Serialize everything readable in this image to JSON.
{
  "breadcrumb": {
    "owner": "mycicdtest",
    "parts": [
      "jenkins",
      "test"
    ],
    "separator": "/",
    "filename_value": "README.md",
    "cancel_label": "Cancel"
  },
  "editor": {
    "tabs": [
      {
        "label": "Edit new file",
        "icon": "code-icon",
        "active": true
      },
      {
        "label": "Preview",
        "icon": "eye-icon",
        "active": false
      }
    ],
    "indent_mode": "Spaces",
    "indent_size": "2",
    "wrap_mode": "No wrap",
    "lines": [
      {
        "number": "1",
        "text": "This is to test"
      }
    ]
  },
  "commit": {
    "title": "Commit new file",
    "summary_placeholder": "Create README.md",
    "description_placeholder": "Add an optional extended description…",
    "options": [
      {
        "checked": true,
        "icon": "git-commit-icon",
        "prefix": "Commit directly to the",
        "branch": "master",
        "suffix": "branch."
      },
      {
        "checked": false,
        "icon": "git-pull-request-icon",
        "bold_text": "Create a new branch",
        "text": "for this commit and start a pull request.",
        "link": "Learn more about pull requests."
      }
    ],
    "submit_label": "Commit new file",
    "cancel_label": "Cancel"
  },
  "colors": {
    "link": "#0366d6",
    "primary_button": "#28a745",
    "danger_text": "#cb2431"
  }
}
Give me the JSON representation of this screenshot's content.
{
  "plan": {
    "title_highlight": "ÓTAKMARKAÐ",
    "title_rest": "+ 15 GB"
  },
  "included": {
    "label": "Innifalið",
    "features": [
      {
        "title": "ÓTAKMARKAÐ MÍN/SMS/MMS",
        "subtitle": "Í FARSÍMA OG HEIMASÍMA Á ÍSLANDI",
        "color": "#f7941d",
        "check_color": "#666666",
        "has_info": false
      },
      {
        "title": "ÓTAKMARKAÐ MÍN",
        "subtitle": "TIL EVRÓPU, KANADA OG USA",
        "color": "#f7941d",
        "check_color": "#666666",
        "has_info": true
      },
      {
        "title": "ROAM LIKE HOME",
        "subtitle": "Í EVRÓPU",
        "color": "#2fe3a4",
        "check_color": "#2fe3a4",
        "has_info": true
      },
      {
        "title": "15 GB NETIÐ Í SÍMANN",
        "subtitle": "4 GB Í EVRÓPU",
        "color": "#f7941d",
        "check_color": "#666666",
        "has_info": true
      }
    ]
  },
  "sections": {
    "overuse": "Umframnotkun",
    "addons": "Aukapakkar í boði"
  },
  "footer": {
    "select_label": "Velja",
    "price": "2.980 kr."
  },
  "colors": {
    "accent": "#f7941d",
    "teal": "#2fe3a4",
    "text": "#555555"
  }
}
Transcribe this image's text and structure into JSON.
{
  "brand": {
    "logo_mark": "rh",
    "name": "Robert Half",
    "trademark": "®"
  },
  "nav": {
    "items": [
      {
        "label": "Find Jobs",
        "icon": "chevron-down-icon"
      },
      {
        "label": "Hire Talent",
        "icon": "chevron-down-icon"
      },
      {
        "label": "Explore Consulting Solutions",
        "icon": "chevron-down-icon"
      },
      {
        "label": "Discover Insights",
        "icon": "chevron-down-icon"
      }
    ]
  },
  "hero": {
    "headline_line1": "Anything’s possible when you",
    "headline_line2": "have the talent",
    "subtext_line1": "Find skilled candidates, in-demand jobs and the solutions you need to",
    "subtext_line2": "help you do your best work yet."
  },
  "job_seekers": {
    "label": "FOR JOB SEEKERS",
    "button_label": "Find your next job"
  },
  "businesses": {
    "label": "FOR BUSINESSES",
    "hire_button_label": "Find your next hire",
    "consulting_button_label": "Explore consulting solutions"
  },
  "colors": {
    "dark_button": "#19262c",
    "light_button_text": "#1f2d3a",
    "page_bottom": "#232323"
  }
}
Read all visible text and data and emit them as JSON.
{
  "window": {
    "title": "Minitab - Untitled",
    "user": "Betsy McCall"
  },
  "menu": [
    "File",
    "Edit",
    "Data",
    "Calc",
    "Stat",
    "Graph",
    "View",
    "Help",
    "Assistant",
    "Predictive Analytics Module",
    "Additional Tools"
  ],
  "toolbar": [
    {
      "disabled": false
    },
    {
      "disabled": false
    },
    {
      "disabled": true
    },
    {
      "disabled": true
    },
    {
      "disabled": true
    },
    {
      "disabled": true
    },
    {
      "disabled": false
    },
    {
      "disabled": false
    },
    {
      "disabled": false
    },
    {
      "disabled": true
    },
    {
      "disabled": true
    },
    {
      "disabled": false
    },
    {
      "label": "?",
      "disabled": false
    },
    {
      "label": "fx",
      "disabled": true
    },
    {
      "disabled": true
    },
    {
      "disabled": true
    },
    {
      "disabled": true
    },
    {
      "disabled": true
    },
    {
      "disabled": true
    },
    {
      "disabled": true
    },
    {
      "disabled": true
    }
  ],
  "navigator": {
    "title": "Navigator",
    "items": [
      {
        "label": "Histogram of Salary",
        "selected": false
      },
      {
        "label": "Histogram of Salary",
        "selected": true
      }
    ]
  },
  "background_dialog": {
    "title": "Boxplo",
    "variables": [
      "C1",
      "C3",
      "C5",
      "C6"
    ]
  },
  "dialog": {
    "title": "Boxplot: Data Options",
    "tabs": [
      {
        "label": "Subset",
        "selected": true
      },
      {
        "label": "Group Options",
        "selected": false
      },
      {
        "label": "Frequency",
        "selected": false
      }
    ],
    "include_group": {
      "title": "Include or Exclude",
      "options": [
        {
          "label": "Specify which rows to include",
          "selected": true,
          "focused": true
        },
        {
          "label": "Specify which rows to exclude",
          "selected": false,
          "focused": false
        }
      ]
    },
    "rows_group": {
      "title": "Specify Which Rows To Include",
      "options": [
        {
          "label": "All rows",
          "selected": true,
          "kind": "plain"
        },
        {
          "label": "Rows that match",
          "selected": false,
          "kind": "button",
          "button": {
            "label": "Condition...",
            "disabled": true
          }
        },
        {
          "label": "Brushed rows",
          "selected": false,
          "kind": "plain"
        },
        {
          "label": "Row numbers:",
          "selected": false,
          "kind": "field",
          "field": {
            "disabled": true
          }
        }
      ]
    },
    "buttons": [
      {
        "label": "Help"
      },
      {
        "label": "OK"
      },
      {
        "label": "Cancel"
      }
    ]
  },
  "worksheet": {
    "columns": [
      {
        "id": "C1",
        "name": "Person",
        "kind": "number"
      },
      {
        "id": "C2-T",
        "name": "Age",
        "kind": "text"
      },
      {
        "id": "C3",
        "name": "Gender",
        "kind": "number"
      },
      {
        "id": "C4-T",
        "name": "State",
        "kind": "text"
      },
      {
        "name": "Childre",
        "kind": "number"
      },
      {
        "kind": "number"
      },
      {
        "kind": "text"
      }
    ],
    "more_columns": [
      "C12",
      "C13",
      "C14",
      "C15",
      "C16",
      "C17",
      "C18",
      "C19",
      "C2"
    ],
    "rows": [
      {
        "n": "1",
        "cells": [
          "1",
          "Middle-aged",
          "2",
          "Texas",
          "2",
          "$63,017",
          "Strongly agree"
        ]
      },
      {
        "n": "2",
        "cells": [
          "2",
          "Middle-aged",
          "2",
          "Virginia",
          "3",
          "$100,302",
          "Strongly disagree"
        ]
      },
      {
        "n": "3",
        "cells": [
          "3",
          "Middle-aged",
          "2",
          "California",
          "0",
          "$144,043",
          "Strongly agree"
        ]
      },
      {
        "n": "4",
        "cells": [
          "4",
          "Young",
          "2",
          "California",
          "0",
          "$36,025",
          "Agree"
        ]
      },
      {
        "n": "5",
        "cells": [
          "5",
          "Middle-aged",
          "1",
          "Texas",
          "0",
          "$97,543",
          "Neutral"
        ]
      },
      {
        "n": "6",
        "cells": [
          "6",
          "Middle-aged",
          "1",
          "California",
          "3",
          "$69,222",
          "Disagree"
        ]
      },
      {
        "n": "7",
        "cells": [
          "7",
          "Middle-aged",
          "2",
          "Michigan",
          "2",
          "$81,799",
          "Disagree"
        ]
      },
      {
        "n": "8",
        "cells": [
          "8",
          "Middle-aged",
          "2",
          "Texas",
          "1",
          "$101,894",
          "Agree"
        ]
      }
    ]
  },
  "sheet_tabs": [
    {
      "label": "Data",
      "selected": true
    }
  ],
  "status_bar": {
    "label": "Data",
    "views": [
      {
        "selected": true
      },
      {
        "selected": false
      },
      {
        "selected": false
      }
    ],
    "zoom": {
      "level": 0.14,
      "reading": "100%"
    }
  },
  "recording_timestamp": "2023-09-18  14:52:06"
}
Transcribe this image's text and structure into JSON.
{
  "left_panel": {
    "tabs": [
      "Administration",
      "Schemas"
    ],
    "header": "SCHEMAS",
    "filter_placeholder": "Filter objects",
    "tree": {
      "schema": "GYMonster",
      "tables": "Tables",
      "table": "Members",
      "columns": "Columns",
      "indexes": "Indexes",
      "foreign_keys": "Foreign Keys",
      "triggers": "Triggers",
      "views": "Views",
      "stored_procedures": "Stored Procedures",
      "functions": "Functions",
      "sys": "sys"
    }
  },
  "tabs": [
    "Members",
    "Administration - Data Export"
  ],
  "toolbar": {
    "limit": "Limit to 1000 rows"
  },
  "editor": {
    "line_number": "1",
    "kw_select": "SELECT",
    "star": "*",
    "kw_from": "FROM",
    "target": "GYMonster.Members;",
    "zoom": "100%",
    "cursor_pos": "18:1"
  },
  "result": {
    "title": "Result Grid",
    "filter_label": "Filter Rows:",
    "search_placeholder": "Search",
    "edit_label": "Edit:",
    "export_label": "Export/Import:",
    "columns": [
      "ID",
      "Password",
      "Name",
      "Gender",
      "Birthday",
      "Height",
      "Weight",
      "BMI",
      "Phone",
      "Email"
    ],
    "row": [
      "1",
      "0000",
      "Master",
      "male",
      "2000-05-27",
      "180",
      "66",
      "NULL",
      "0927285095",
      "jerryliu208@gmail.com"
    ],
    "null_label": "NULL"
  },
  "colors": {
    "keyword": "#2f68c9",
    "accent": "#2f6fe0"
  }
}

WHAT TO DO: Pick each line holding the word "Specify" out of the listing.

ANSWER FOR THE TASK:
          "label": "Specify which rows to include",
          "label": "Specify which rows to exclude",
      "title": "Specify Which Rows To Include",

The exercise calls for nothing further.